The researchers also identified a method that appears to block the cells' ability to activate the repair switch following radiation treatment. This finding may lead to the development of therapies for overcoming radiation resistance in brain cancer as well as other types of cancer, the researchers said.
Working with animal and cell culture models, the researchers found that a specific cellular process called the "DNA damage checkpoint response" appears to enable cancer stem cells to survive exposure to radiation and to switch on a signal to automatically repair any damage caused to their DNA.
"In recent years, people have hypothesized that cancer stem cells are responsible for the resistance of malignant tumors to radiation treatment," said Jeremy Rich, M.D., senior investigator of the study and an associate professor of neurology at Duke. "We have shown, for the first time, that this is indeed the case."
The findings appear Oct. 18, 2006, in the advance online edition of the journal Nature. The research was supported by the National Institutes of Health and a number of philanthropic organizations [complete list below].
The type of cancer that the researchers studied, glioblastoma, is highly resistant to radiation and other forms of treatment and is the most deadly form of brain cancer worldwide. Although aggressive treatments can destroy the majority of the cancerous cells, a small fraction of them remain and often regenerate into even larger masses of tumor cells.
Until recently, scientists knew little about what made these resistant cells different from those that succumb to radiation treatment.

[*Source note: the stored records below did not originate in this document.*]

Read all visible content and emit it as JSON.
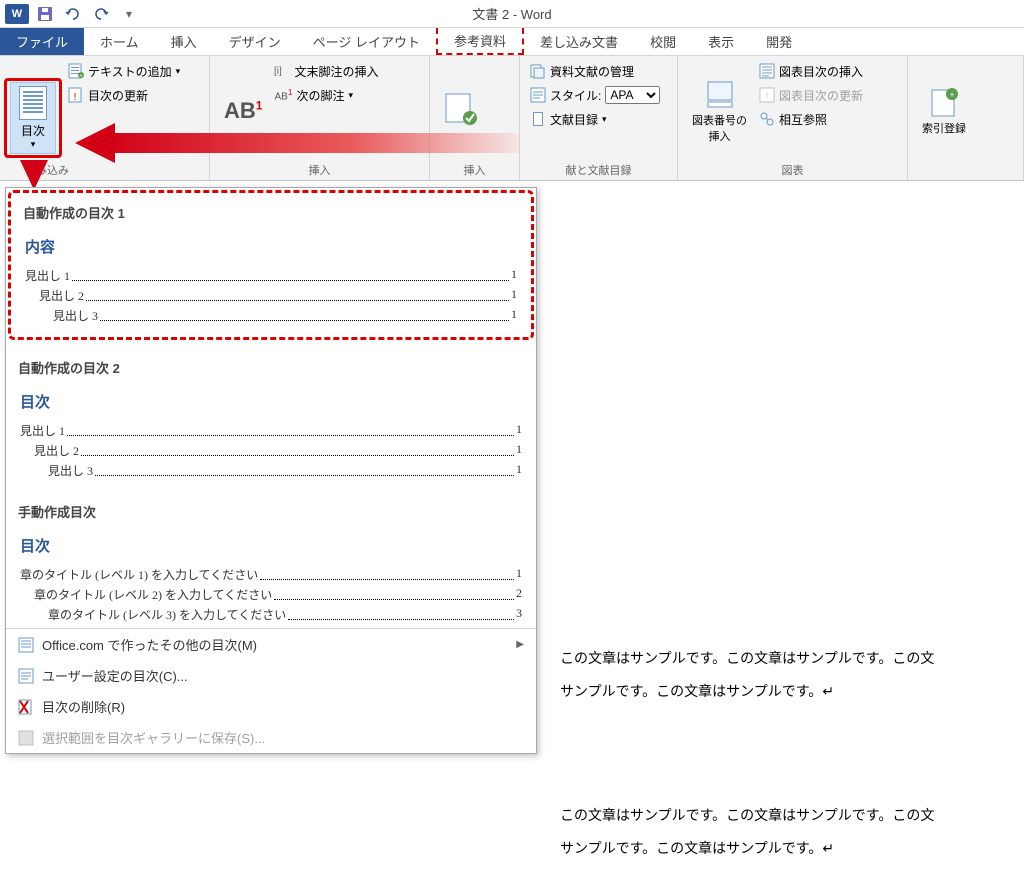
{
  "app": {
    "title": "文書 2 - Word"
  },
  "qat": {
    "logo": "W",
    "save_tip": "保存",
    "undo_tip": "元に戻す",
    "redo_tip": "やり直し"
  },
  "tabs": {
    "file": "ファイル",
    "home": "ホーム",
    "insert": "挿入",
    "design": "デザイン",
    "layout": "ページ レイアウト",
    "references": "参考資料",
    "mailings": "差し込み文書",
    "review": "校閲",
    "view": "表示",
    "developer": "開発"
  },
  "ribbon": {
    "toc_button": "目次",
    "add_text": "テキストの追加",
    "update_toc": "目次の更新",
    "toc_group_extra": "み込み",
    "endnote_insert": "文末脚注の挿入",
    "next_footnote": "次の脚注",
    "ab_big": "AB",
    "citations_manage": "資料文献の管理",
    "style_label": "スタイル:",
    "style_value": "APA",
    "bibliography": "文献目録",
    "citations_group": "献と文献目録",
    "figure_number": "図表番号の\n挿入",
    "insert_figure_toc": "図表目次の挿入",
    "update_figure_toc": "図表目次の更新",
    "xref": "相互参照",
    "figures_group": "図表",
    "mark_index": "索引登録",
    "insert_group": "挿入"
  },
  "dropdown": {
    "auto1_title": "自動作成の目次 1",
    "auto1_heading": "内容",
    "auto2_title": "自動作成の目次 2",
    "auto2_heading": "目次",
    "manual_title": "手動作成目次",
    "manual_heading": "目次",
    "lines_auto": [
      {
        "name": "見出し 1",
        "indent": 0,
        "page": "1"
      },
      {
        "name": "見出し 2",
        "indent": 1,
        "page": "1"
      },
      {
        "name": "見出し 3",
        "indent": 2,
        "page": "1"
      }
    ],
    "lines_manual": [
      {
        "name": "章のタイトル (レベル 1) を入力してください",
        "indent": 0,
        "page": "1"
      },
      {
        "name": "章のタイトル (レベル 2) を入力してください",
        "indent": 1,
        "page": "2"
      },
      {
        "name": "章のタイトル (レベル 3) を入力してください",
        "indent": 2,
        "page": "3"
      }
    ],
    "office_more": "Office.com で作ったその他の目次(M)",
    "custom_toc": "ユーザー設定の目次(C)...",
    "remove_toc": "目次の削除(R)",
    "save_gallery": "選択範囲を目次ギャラリーに保存(S)..."
  },
  "document": {
    "para1": "この文章はサンプルです。この文章はサンプルです。この文",
    "para2": "サンプルです。この文章はサンプルです。",
    "para3": "この文章はサンプルです。この文章はサンプルです。この文",
    "para4": "サンプルです。この文章はサンプルです。"
  }
}
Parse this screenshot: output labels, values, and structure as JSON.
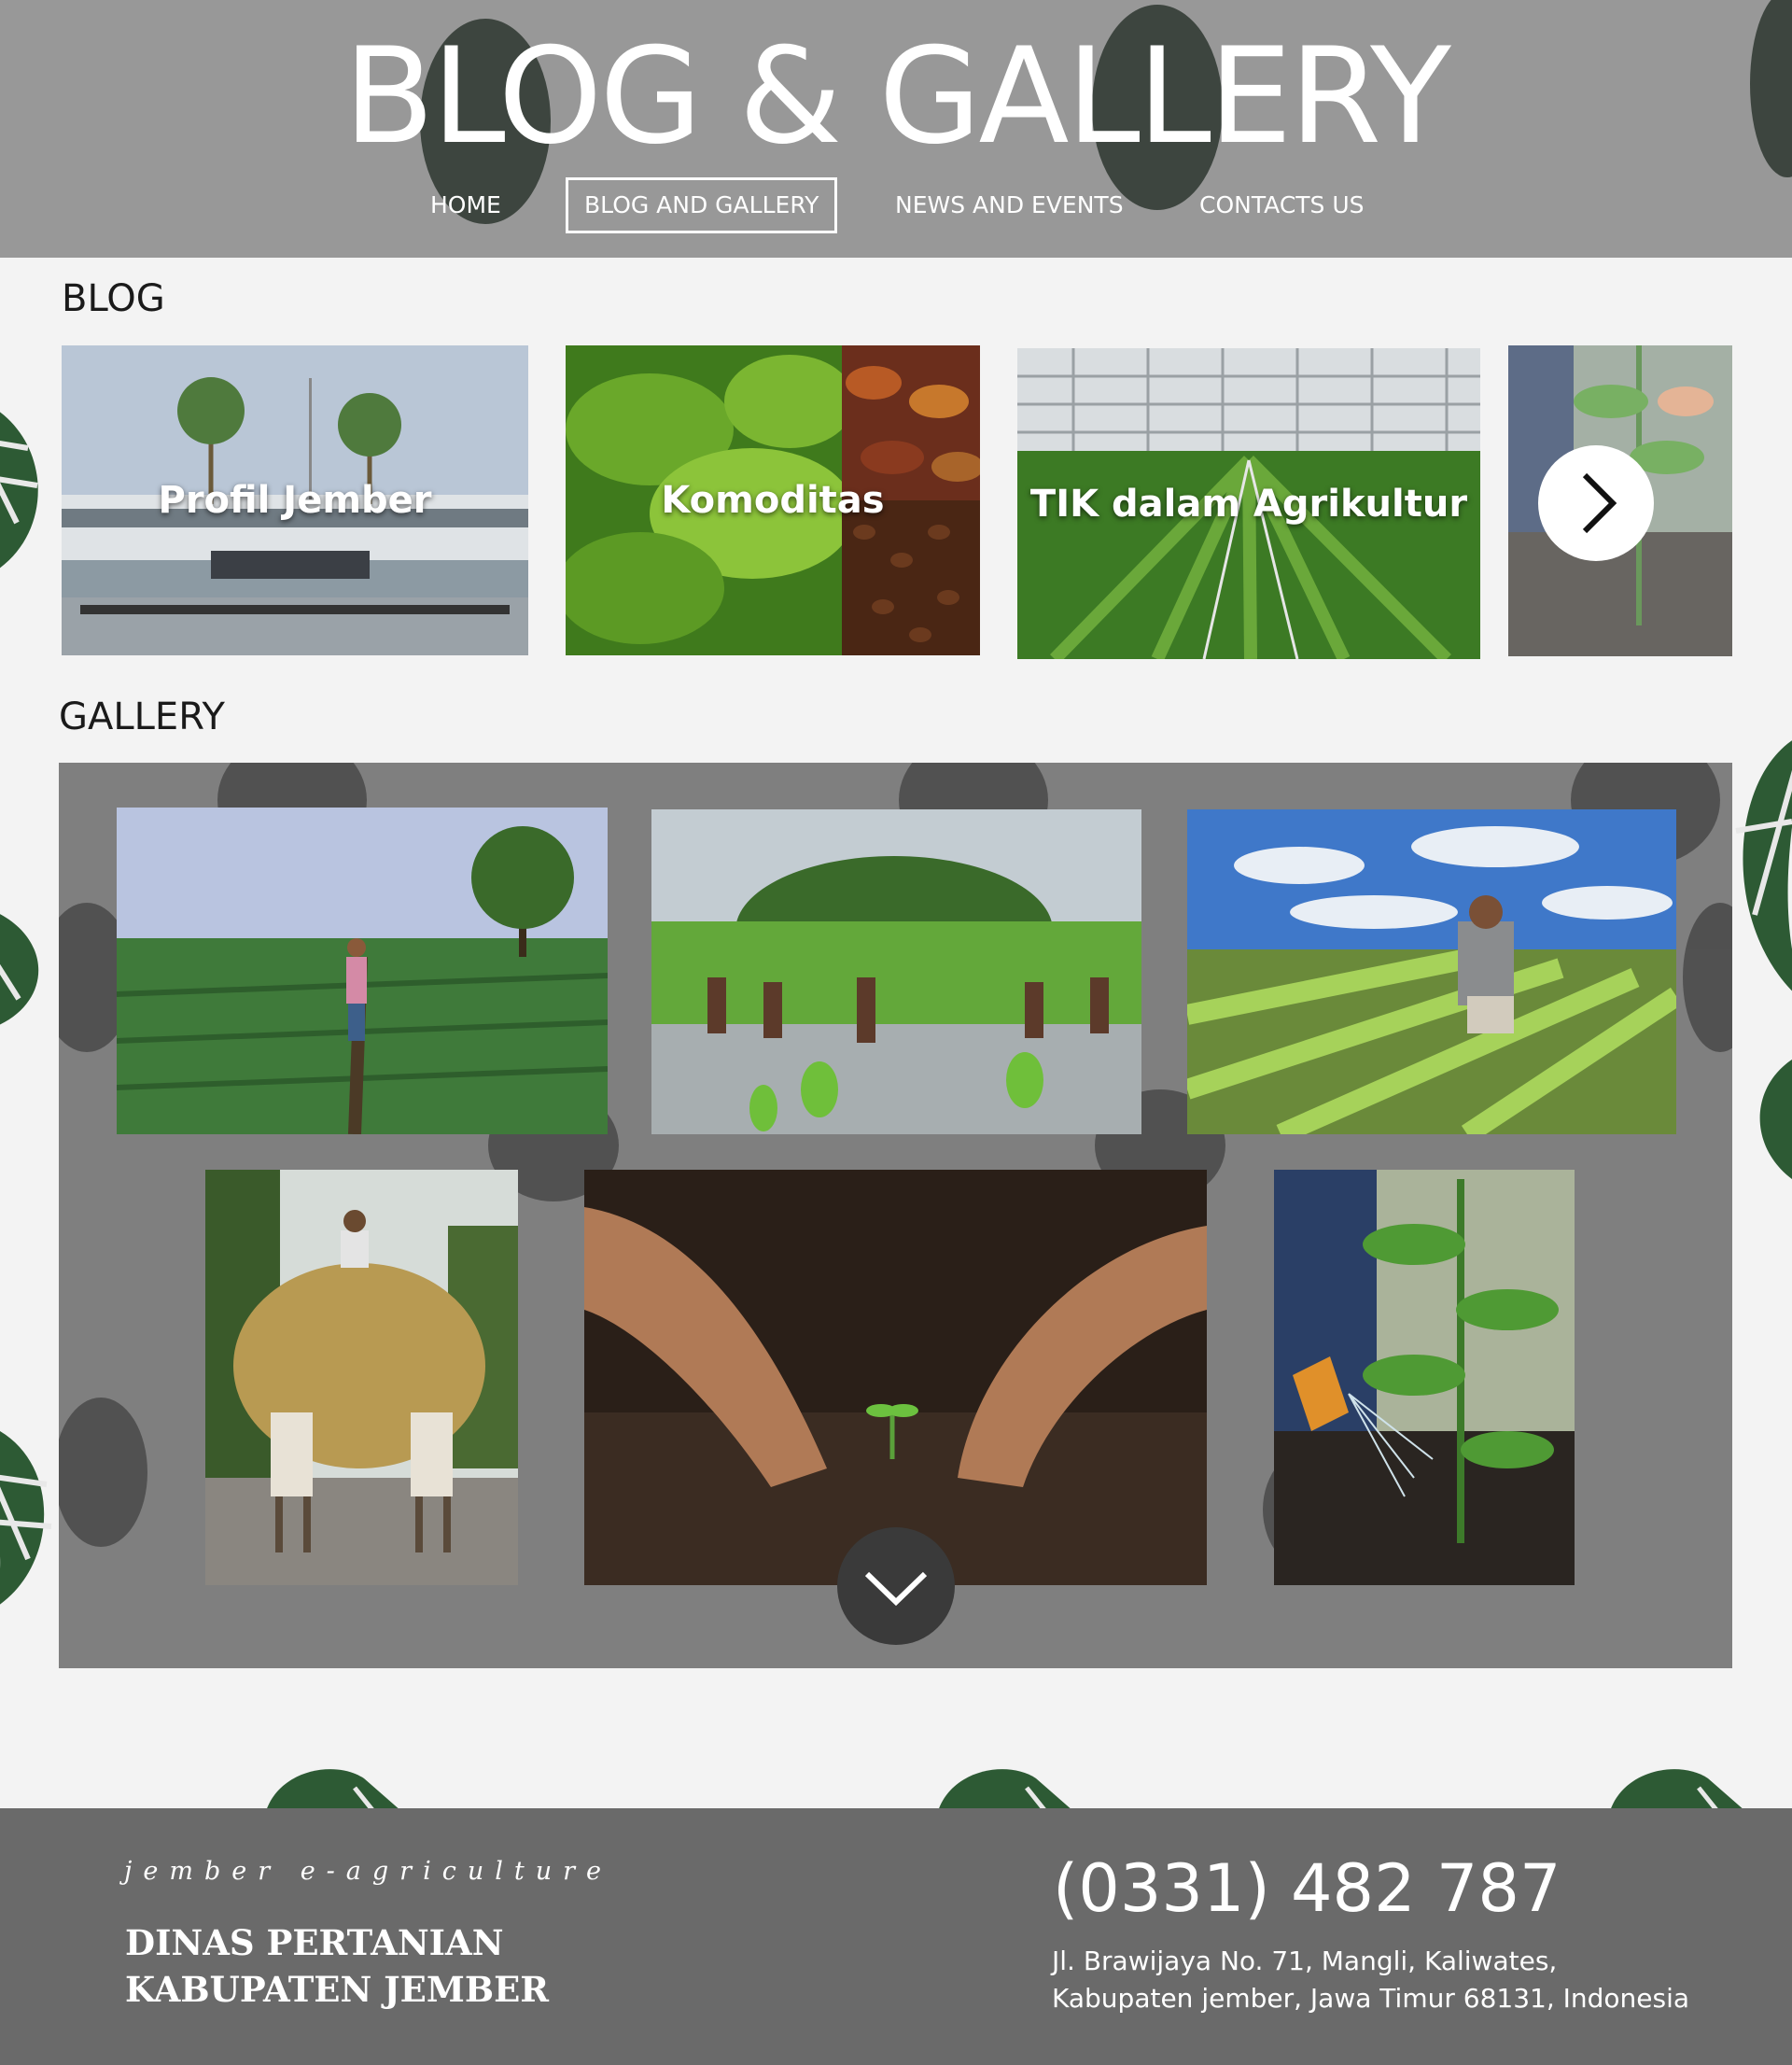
{
  "header": {
    "site_title": "BLOG & GALLERY",
    "nav": [
      {
        "label": "HOME",
        "active": false
      },
      {
        "label": "BLOG AND GALLERY",
        "active": true
      },
      {
        "label": "NEWS AND EVENTS",
        "active": false
      },
      {
        "label": "CONTACTS US",
        "active": false
      }
    ]
  },
  "blog": {
    "title": "BLOG",
    "cards": [
      {
        "label": "Profil Jember",
        "image": "kantor bupati jember building"
      },
      {
        "label": "Komoditas",
        "image": "tobacco leaves, cacao pods and coffee beans"
      },
      {
        "label": "TIK dalam Agrikultur",
        "image": "greenhouse with irrigation"
      },
      {
        "label": "",
        "image": "hand watering tomato seedling"
      }
    ],
    "next_icon": "chevron-right-icon"
  },
  "gallery": {
    "title": "GALLERY",
    "images": [
      "farmer walking in green field",
      "workers planting rice in paddy",
      "farmer tending lettuce rows",
      "ox cart loaded with hay",
      "hands planting seedling in soil",
      "watering tomato plant"
    ],
    "more_icon": "chevron-down-icon"
  },
  "footer": {
    "tagline": "jember e-agriculture",
    "org_line1": "DINAS PERTANIAN",
    "org_line2": "KABUPATEN JEMBER",
    "phone": "(0331) 482 787",
    "address_line1": "Jl. Brawijaya No. 71, Mangli, Kaliwates,",
    "address_line2": "Kabupaten jember, Jawa Timur 68131, Indonesia"
  },
  "colors": {
    "header_bg": "#989898",
    "page_bg": "#f3f3f3",
    "gallery_bg": "#7f7f7f",
    "footer_bg": "#6a6a6a",
    "leaf": "#2d5a34"
  }
}
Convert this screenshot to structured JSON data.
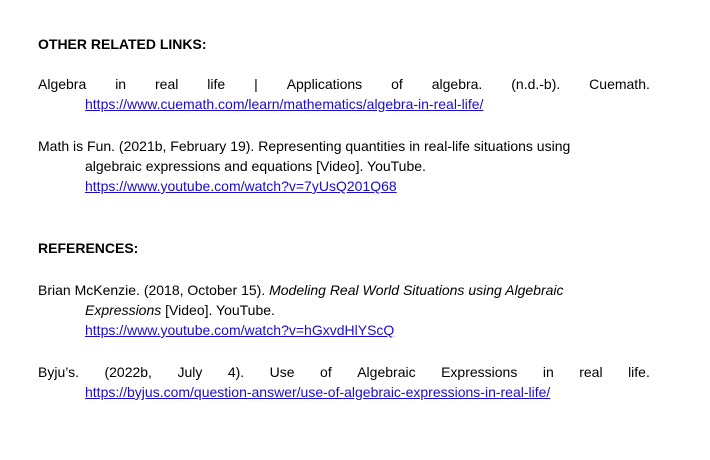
{
  "other_links": {
    "heading": "OTHER RELATED LINKS:",
    "items": [
      {
        "words": [
          "Algebra",
          "in",
          "real",
          "life",
          "|",
          "Applications",
          "of",
          "algebra.",
          "(n.d.-b).",
          "Cuemath."
        ],
        "url": "https://www.cuemath.com/learn/mathematics/algebra-in-real-life/"
      },
      {
        "line1": "Math is Fun. (2021b, February 19). Representing quantities in real-life situations using",
        "line2": "algebraic expressions and equations [Video]. YouTube.",
        "url": "https://www.youtube.com/watch?v=7yUsQ201Q68"
      }
    ]
  },
  "references": {
    "heading": "REFERENCES:",
    "items": [
      {
        "author": "Brian McKenzie. (2018, October 15). ",
        "title_part1": "Modeling Real World Situations using Algebraic",
        "title_part2": "Expressions",
        "suffix": " [Video]. YouTube.",
        "url": "https://www.youtube.com/watch?v=hGxvdHlYScQ"
      },
      {
        "words": [
          "Byju’s.",
          "(2022b,",
          "July",
          "4).",
          "Use",
          "of",
          "Algebraic",
          "Expressions",
          "in",
          "real",
          "life."
        ],
        "url": "https://byjus.com/question-answer/use-of-algebraic-expressions-in-real-life/"
      }
    ]
  }
}
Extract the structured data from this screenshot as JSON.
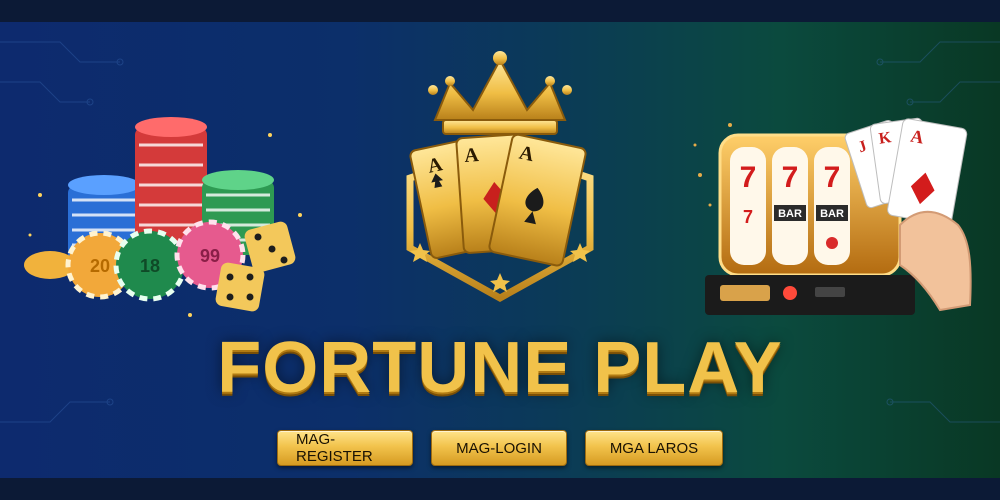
{
  "banner": {
    "title": "FORTUNE PLAY",
    "buttons": [
      {
        "label": "MAG-REGISTER"
      },
      {
        "label": "MAG-LOGIN"
      },
      {
        "label": "MGA LAROS"
      }
    ]
  },
  "emblem": {
    "cards": [
      "A",
      "A",
      "A"
    ],
    "card_suits": [
      "spade-icon",
      "diamond-icon",
      "spade-icon"
    ]
  },
  "chips": {
    "labels": [
      "20",
      "18",
      "99"
    ]
  },
  "slot_machine": {
    "reel_symbols": [
      "7",
      "7",
      "7",
      "7",
      "BAR",
      "BAR"
    ],
    "hand_cards": [
      "J",
      "K",
      "A"
    ]
  },
  "colors": {
    "gold": "#f1c24a",
    "bg_left": "#0d2a6e",
    "bg_right": "#093824"
  }
}
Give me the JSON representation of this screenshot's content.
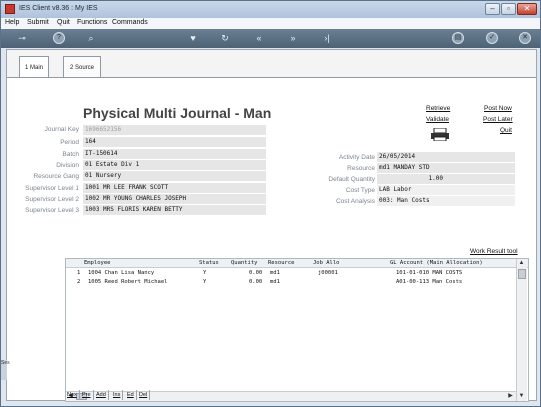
{
  "window": {
    "title": "IES Client v8.36 : My IES"
  },
  "menu": {
    "items": [
      "Help",
      "Submit",
      "Quit",
      "Functions",
      "Commands"
    ]
  },
  "toolbar": {
    "left_icons": [
      "key-icon",
      "help-icon",
      "search-icon"
    ],
    "right_icons": [
      "heart-icon",
      "refresh-icon",
      "rewind-icon",
      "fast-forward-icon",
      "skip-end-icon",
      "print-icon",
      "check-icon",
      "close-icon"
    ]
  },
  "tabs": [
    {
      "label": "1 Main"
    },
    {
      "label": "2 Source"
    }
  ],
  "page": {
    "title": "Physical Multi Journal - Man"
  },
  "actions": {
    "retrieve": "Retrieve",
    "validate": "Validate",
    "post_now": "Post Now",
    "post_later": "Post Later",
    "quit": "Quit"
  },
  "form_left": {
    "journal_key": {
      "label": "Journal Key",
      "value": "1696652156"
    },
    "period": {
      "label": "Period",
      "value": "164"
    },
    "batch": {
      "label": "Batch",
      "value": "IT-150614"
    },
    "division": {
      "label": "Division",
      "value": "01 Estate Div 1"
    },
    "resource_gang": {
      "label": "Resource Gang",
      "value": "01 Nursery"
    },
    "supervisor_1": {
      "label": "Supervisor Level 1",
      "value": "1001 MR LEE FRANK SCOTT"
    },
    "supervisor_2": {
      "label": "Supervisor Level 2",
      "value": "1002 MR YOUNG CHARLES JOSEPH"
    },
    "supervisor_3": {
      "label": "Supervisor Level 3",
      "value": "1003 MRS FLORIS KAREN BETTY"
    }
  },
  "form_right": {
    "activity_date": {
      "label": "Activity Date",
      "value": "26/05/2014"
    },
    "resource": {
      "label": "Resource",
      "value": "md1 MANDAY STD"
    },
    "default_quantity": {
      "label": "Default Quantity",
      "value": "1.00"
    },
    "cost_type": {
      "label": "Cost Type",
      "value": "LAB Labor"
    },
    "cost_analysis": {
      "label": "Cost Analysis",
      "value": "003: Man Costs"
    }
  },
  "grid": {
    "work_result_tool": "Work Result tool",
    "headers": [
      "Employee",
      "Status",
      "Quantity",
      "Resource",
      "Job Allo",
      "GL Account (Main Allocation)"
    ],
    "rows": [
      {
        "n": "1",
        "employee": "1004 Chan Lisa Nancy",
        "status": "Y",
        "quantity": "0.00",
        "resource": "md1",
        "job": "j00001",
        "gl": "101-01-010 MAN COSTS"
      },
      {
        "n": "2",
        "employee": "1005 Reed Robert Michael",
        "status": "Y",
        "quantity": "0.00",
        "resource": "md1",
        "job": "",
        "gl": "A01-00-113 Man Costs"
      }
    ],
    "buttons": [
      "Nex",
      "Pre",
      "Add",
      "Ins",
      "Ed",
      "Del"
    ]
  },
  "side_tab": "Ses"
}
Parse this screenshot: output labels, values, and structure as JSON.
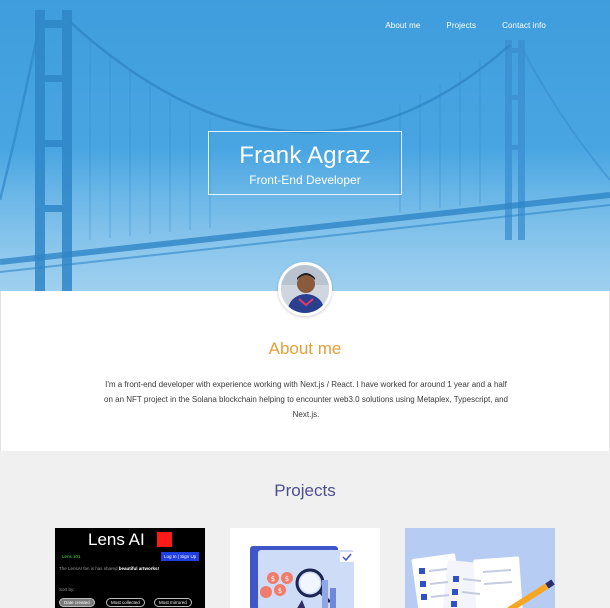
{
  "nav": {
    "items": [
      {
        "label": "About me"
      },
      {
        "label": "Projects"
      },
      {
        "label": "Contact info"
      }
    ]
  },
  "hero": {
    "name": "Frank Agraz",
    "role": "Front-End Developer"
  },
  "about": {
    "heading": "About me",
    "text": "I'm a front-end developer with experience working with Next.js / React. I have worked for around 1 year and a half on an NFT project in the Solana blockchain helping to encounter web3.0 solutions using Metaplex, Typescript, and Next.js."
  },
  "projects": {
    "heading": "Projects",
    "lens": {
      "title": "Lens AI",
      "tag": "Lens 101",
      "login": "Log In | Sign Up",
      "intro_prefix": "The LensAI fan is has shared ",
      "intro_bold": "beautiful artworks!",
      "sort_label": "Sort by:",
      "chips": [
        "Date created",
        "Most collected",
        "Most mirrored"
      ]
    }
  },
  "colors": {
    "hero_blue": "#4aa6e2",
    "about_heading": "#e4a039",
    "projects_heading": "#4a4f8f"
  }
}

It was clear, however, that the cells shared cha
Source:Duke University Medical Center